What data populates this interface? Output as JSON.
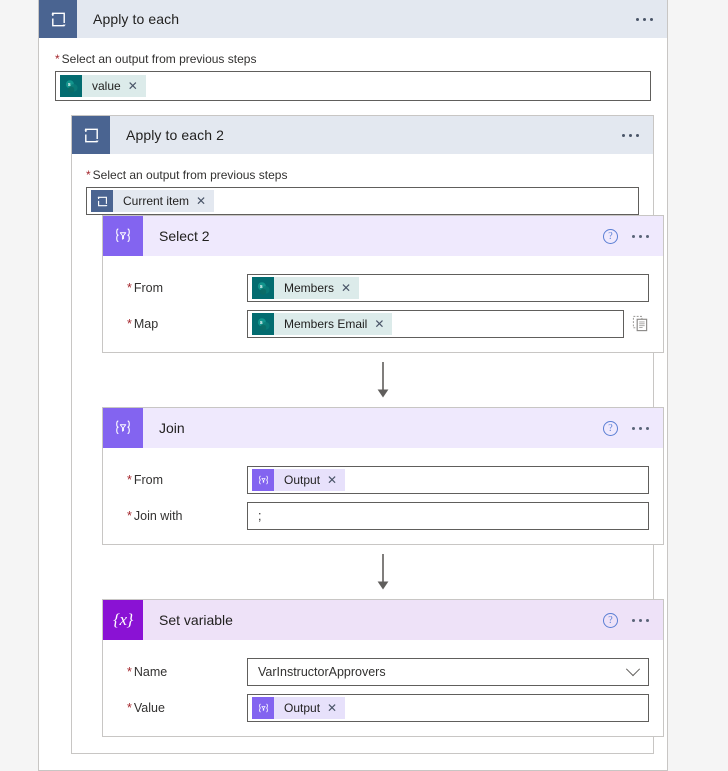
{
  "outer_scope": {
    "title": "Apply to each",
    "icon": "loop-icon",
    "field_label": "Select an output from previous steps",
    "token": {
      "label": "value",
      "icon": "sharepoint-icon",
      "remove": "✕"
    },
    "menu": "more-options"
  },
  "inner_scope": {
    "title": "Apply to each 2",
    "icon": "loop-icon",
    "field_label": "Select an output from previous steps",
    "token": {
      "label": "Current item",
      "icon": "loop-icon",
      "remove": "✕"
    },
    "menu": "more-options"
  },
  "actions": [
    {
      "title": "Select 2",
      "icon_glyph": "{▽}",
      "icon_name": "data-operation-icon",
      "help": "?",
      "menu": "more-options",
      "fields": [
        {
          "label": "From",
          "required": true,
          "type": "token",
          "token": {
            "label": "Members",
            "icon": "sharepoint-icon",
            "remove": "✕"
          }
        },
        {
          "label": "Map",
          "required": true,
          "type": "token",
          "token": {
            "label": "Members Email",
            "icon": "sharepoint-icon",
            "remove": "✕"
          },
          "trailing_icon": "copy-icon"
        }
      ]
    },
    {
      "title": "Join",
      "icon_glyph": "{▽}",
      "icon_name": "data-operation-icon",
      "help": "?",
      "menu": "more-options",
      "fields": [
        {
          "label": "From",
          "required": true,
          "type": "token",
          "token": {
            "label": "Output",
            "icon": "data-operation-icon",
            "remove": "✕"
          }
        },
        {
          "label": "Join with",
          "required": true,
          "type": "text",
          "value": ";"
        }
      ]
    },
    {
      "title": "Set variable",
      "icon_glyph": "{x}",
      "icon_name": "variable-icon",
      "help": "?",
      "menu": "more-options",
      "fields": [
        {
          "label": "Name",
          "required": true,
          "type": "dropdown",
          "value": "VarInstructorApprovers"
        },
        {
          "label": "Value",
          "required": true,
          "type": "token",
          "token": {
            "label": "Output",
            "icon": "data-operation-icon",
            "remove": "✕"
          }
        }
      ]
    }
  ],
  "colors": {
    "scope_header_bg": "#e3e8f0",
    "scope_icon_bg": "#4a6491",
    "dataop_purple": "#8364f0",
    "variable_purple": "#8a12d4",
    "sharepoint_teal": "#036c70",
    "required_red": "#a4262c",
    "help_blue": "#5b7fd4",
    "page_bg": "#f5f5f5"
  }
}
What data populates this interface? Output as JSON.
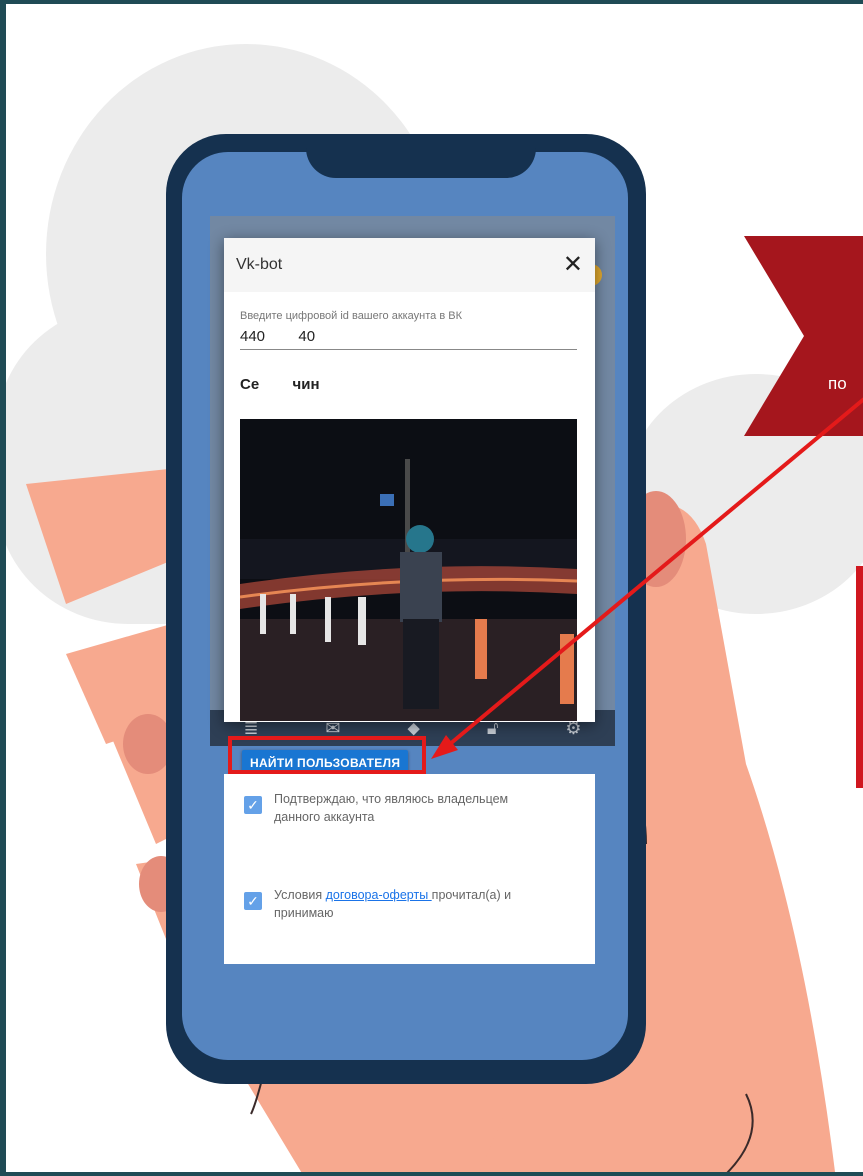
{
  "dialog": {
    "title": "Vk-bot",
    "close_glyph": "✕",
    "field_label": "Введите цифровой id вашего аккаунта в ВК",
    "field_value": "440        40",
    "username": "Се        чин"
  },
  "find_button": {
    "label": "НАЙТИ ПОЛЬЗОВАТЕЛЯ"
  },
  "checks": [
    {
      "text": "Подтверждаю, что являюсь владельцем данного аккаунта"
    },
    {
      "text_before": "Условия ",
      "link_text": "договора-оферты ",
      "text_after": "прочитал(а) и принимаю"
    }
  ],
  "bottom_nav": [
    {
      "icon": "list-icon"
    },
    {
      "icon": "mail-icon"
    },
    {
      "icon": "tag-icon"
    },
    {
      "icon": "lock-icon"
    },
    {
      "icon": "gear-icon"
    }
  ],
  "banner": {
    "text": "по"
  },
  "colors": {
    "frame": "#1f4b55",
    "phone": "#15314f",
    "screen": "#5685c0",
    "button": "#1976d2",
    "accent_red": "#e41a1a",
    "banner_red": "#a5161d",
    "hand": "#f7a98f"
  }
}
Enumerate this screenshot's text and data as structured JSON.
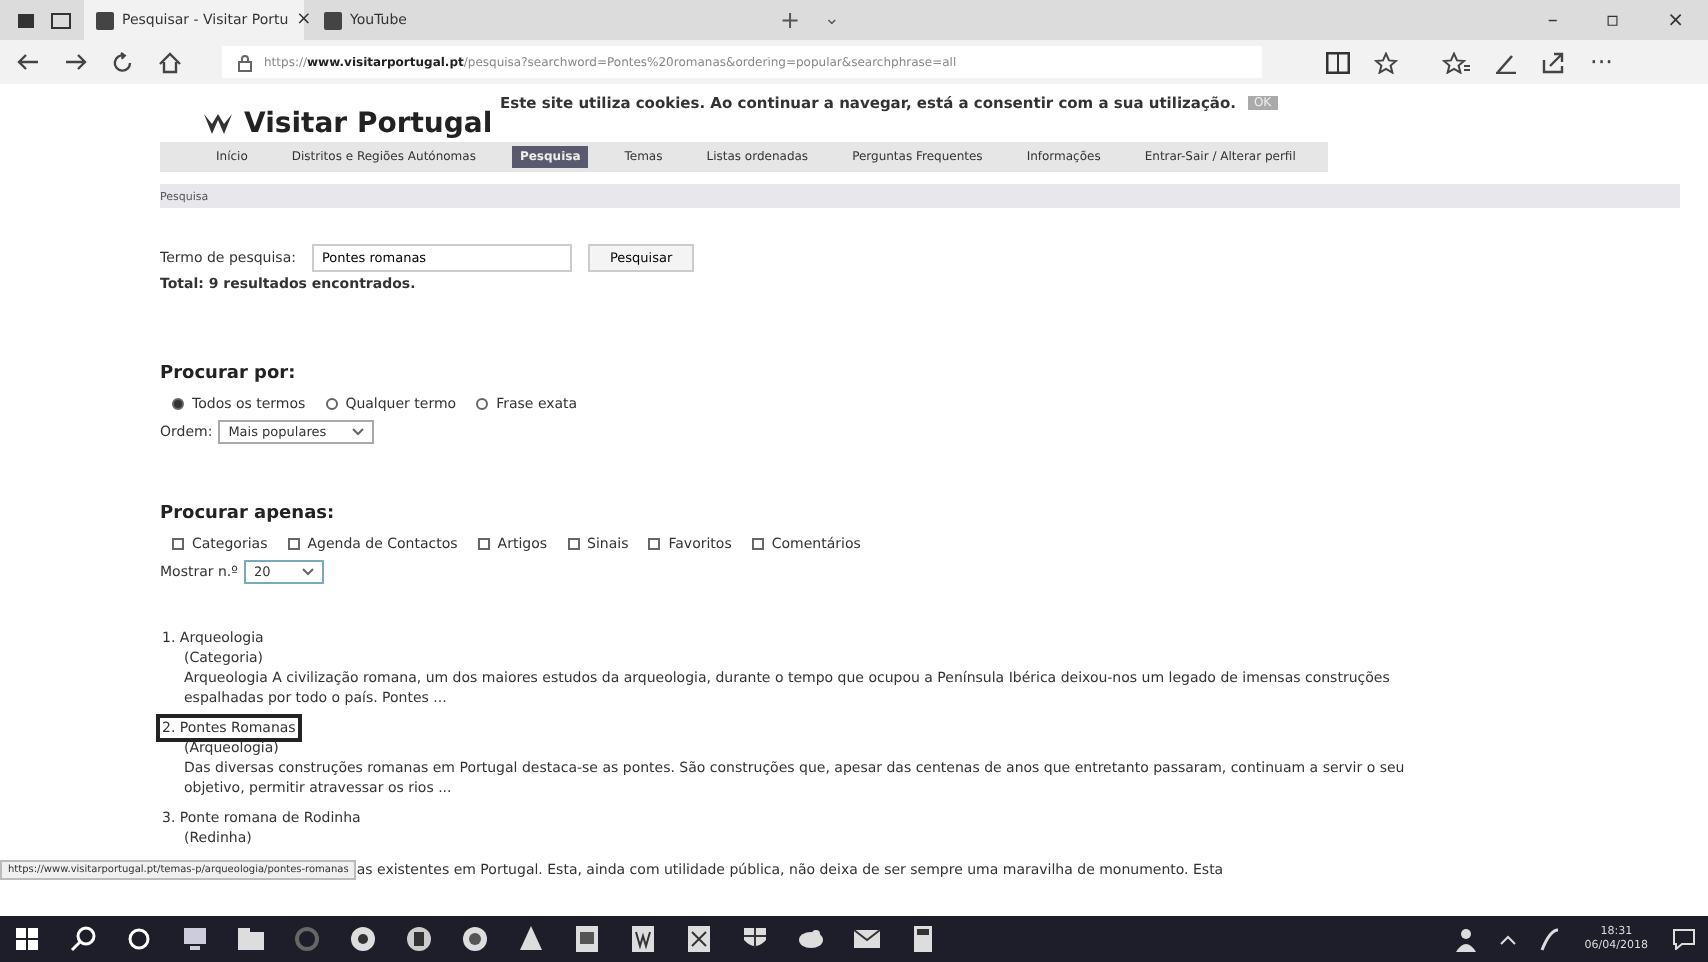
{
  "browser": {
    "tabs": [
      {
        "label": "Pesquisar - Visitar Portu",
        "close": "×",
        "selected": true
      },
      {
        "label": "YouTube",
        "selected": false
      }
    ],
    "new_tab": "+",
    "tab_menu": "⌄",
    "window_controls": [
      "–",
      "▫",
      "×"
    ],
    "address": {
      "prefix": "https://",
      "domain": "www.visitarportugal.pt",
      "path": "/pesquisa?searchword=Pontes%20romanas&ordering=popular&searchphrase=all"
    },
    "more": "···"
  },
  "cookie_notice": {
    "text": "Este site utiliza cookies. Ao continuar a navegar, está a consentir com a sua utilização.",
    "button": "OK"
  },
  "site": {
    "logo": "Visitar Portugal",
    "nav": [
      {
        "label": "Início",
        "selected": false
      },
      {
        "label": "Distritos e Regiões Autónomas",
        "selected": false
      },
      {
        "label": "Pesquisa",
        "selected": true
      },
      {
        "label": "Temas",
        "selected": false
      },
      {
        "label": "Listas ordenadas",
        "selected": false
      },
      {
        "label": "Perguntas Frequentes",
        "selected": false
      },
      {
        "label": "Informações",
        "selected": false
      },
      {
        "label": "Entrar-Sair / Alterar perfil",
        "selected": false
      }
    ],
    "breadcrumb": "Pesquisa"
  },
  "search": {
    "label": "Termo de pesquisa:",
    "value": "Pontes romanas",
    "button": "Pesquisar",
    "total": "Total: 9 resultados encontrados."
  },
  "search_by": {
    "heading": "Procurar por:",
    "options": [
      {
        "label": "Todos os termos",
        "selected": true
      },
      {
        "label": "Qualquer termo",
        "selected": false
      },
      {
        "label": "Frase exata",
        "selected": false
      }
    ],
    "order_label": "Ordem:",
    "order_value": "Mais populares"
  },
  "search_only": {
    "heading": "Procurar apenas:",
    "options": [
      {
        "label": "Categorias",
        "checked": false
      },
      {
        "label": "Agenda de Contactos",
        "checked": false
      },
      {
        "label": "Artigos",
        "checked": false
      },
      {
        "label": "Sinais",
        "checked": false
      },
      {
        "label": "Favoritos",
        "checked": false
      },
      {
        "label": "Comentários",
        "checked": false
      }
    ],
    "count_label": "Mostrar n.º",
    "count_value": "20"
  },
  "results": [
    {
      "title": "1. Arqueologia",
      "category": "(Categoria)",
      "snippet": "Arqueologia A civilização romana, um dos maiores estudos da arqueologia, durante o tempo que ocupou a Península Ibérica deixou-nos um legado de imensas construções espalhadas por todo o país. Pontes ...",
      "highlighted": false
    },
    {
      "title": "2. Pontes Romanas",
      "category": "(Arqueologia)",
      "snippet": "Das diversas construções romanas em Portugal destaca-se as pontes. São construções que, apesar das centenas de anos que entretanto passaram, continuam a servir o seu objetivo, permitir atravessar os rios ...",
      "highlighted": true
    },
    {
      "title": "3. Ponte romana de Rodinha",
      "category": "(Redinha)",
      "snippet": "as existentes em Portugal. Esta, ainda com utilidade pública, não deixa de ser sempre uma maravilha de monumento. Esta",
      "highlighted": false
    }
  ],
  "status_url": "https://www.visitarportugal.pt/temas-p/arqueologia/pontes-romanas",
  "taskbar": {
    "time": "18:31",
    "date": "06/04/2018"
  }
}
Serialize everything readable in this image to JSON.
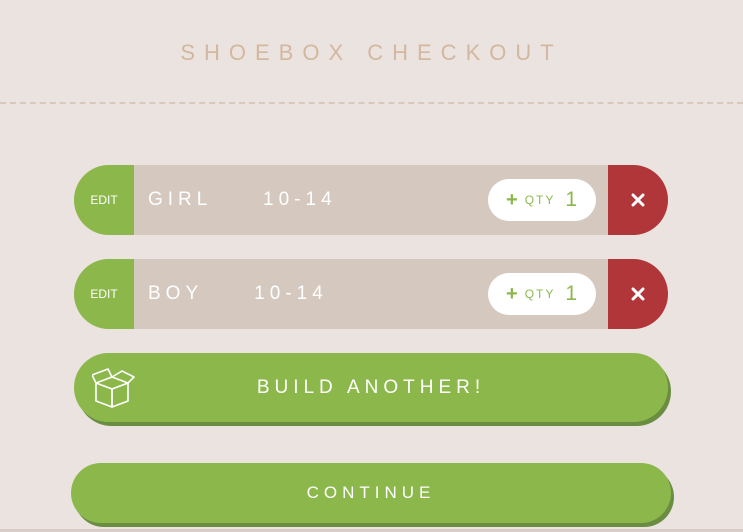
{
  "header": {
    "title": "SHOEBOX CHECKOUT"
  },
  "items": [
    {
      "edit_label": "EDIT",
      "gender": "GIRL",
      "age_range": "10-14",
      "label": "GIRL     10-14",
      "qty_plus": "+",
      "qty_label": "QTY",
      "qty": "1"
    },
    {
      "edit_label": "EDIT",
      "gender": "BOY",
      "age_range": "10-14",
      "label": "BOY     10-14",
      "qty_plus": "+",
      "qty_label": "QTY",
      "qty": "1"
    }
  ],
  "actions": {
    "build_another_label": "BUILD ANOTHER!",
    "continue_label": "CONTINUE"
  },
  "icons": {
    "remove": "close-icon",
    "build": "box-icon"
  },
  "colors": {
    "background": "#ebe3df",
    "title": "#d3b79e",
    "accent_green": "#8cb84b",
    "item_bg": "#d5c8bf",
    "remove_red": "#b0363a"
  }
}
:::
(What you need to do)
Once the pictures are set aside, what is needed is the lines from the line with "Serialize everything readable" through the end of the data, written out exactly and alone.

(Exercise response)
Serialize everything readable in this image to JSON.
{
  "header": {
    "title": "SHOEBOX CHECKOUT"
  },
  "items": [
    {
      "edit_label": "EDIT",
      "gender": "GIRL",
      "age_range": "10-14",
      "label": "GIRL     10-14",
      "qty_plus": "+",
      "qty_label": "QTY",
      "qty": "1"
    },
    {
      "edit_label": "EDIT",
      "gender": "BOY",
      "age_range": "10-14",
      "label": "BOY     10-14",
      "qty_plus": "+",
      "qty_label": "QTY",
      "qty": "1"
    }
  ],
  "actions": {
    "build_another_label": "BUILD ANOTHER!",
    "continue_label": "CONTINUE"
  },
  "icons": {
    "remove": "close-icon",
    "build": "box-icon"
  },
  "colors": {
    "background": "#ebe3df",
    "title": "#d3b79e",
    "accent_green": "#8cb84b",
    "item_bg": "#d5c8bf",
    "remove_red": "#b0363a"
  }
}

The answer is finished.